* **Data for review**:
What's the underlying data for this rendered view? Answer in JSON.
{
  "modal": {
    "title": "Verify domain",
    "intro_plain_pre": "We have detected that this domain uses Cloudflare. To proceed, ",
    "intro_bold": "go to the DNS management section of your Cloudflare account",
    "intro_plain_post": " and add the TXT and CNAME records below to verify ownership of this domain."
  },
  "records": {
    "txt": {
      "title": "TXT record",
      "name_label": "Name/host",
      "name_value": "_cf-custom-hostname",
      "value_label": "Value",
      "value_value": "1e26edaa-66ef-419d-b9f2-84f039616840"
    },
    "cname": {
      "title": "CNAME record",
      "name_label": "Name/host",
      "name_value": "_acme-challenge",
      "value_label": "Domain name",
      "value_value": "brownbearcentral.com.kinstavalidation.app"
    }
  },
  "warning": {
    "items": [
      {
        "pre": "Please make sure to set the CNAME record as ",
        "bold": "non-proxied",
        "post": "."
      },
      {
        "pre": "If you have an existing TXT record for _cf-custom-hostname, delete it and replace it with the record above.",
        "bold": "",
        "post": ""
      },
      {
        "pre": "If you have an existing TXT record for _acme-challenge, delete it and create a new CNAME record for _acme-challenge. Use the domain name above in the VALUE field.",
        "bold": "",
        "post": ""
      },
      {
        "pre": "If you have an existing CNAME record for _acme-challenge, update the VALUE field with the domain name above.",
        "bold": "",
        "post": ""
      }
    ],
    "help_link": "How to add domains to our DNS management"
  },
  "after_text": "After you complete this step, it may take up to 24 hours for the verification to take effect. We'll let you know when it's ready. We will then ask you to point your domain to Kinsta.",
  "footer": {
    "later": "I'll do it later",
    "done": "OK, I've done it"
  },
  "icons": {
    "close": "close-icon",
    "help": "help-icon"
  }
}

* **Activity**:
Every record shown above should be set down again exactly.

* **Answer space**:
What's the underlying data for this rendered view? Answer in JSON.
{
  "modal": {
    "title": "Verify domain",
    "intro_plain_pre": "We have detected that this domain uses Cloudflare. To proceed, ",
    "intro_bold": "go to the DNS management section of your Cloudflare account",
    "intro_plain_post": " and add the TXT and CNAME records below to verify ownership of this domain."
  },
  "records": {
    "txt": {
      "title": "TXT record",
      "name_label": "Name/host",
      "name_value": "_cf-custom-hostname",
      "value_label": "Value",
      "value_value": "1e26edaa-66ef-419d-b9f2-84f039616840"
    },
    "cname": {
      "title": "CNAME record",
      "name_label": "Name/host",
      "name_value": "_acme-challenge",
      "value_label": "Domain name",
      "value_value": "brownbearcentral.com.kinstavalidation.app"
    }
  },
  "warning": {
    "items": [
      {
        "pre": "Please make sure to set the CNAME record as ",
        "bold": "non-proxied",
        "post": "."
      },
      {
        "pre": "If you have an existing TXT record for _cf-custom-hostname, delete it and replace it with the record above.",
        "bold": "",
        "post": ""
      },
      {
        "pre": "If you have an existing TXT record for _acme-challenge, delete it and create a new CNAME record for _acme-challenge. Use the domain name above in the VALUE field.",
        "bold": "",
        "post": ""
      },
      {
        "pre": "If you have an existing CNAME record for _acme-challenge, update the VALUE field with the domain name above.",
        "bold": "",
        "post": ""
      }
    ],
    "help_link": "How to add domains to our DNS management"
  },
  "after_text": "After you complete this step, it may take up to 24 hours for the verification to take effect. We'll let you know when it's ready. We will then ask you to point your domain to Kinsta.",
  "footer": {
    "later": "I'll do it later",
    "done": "OK, I've done it"
  },
  "icons": {
    "close": "close-icon",
    "help": "help-icon"
  }
}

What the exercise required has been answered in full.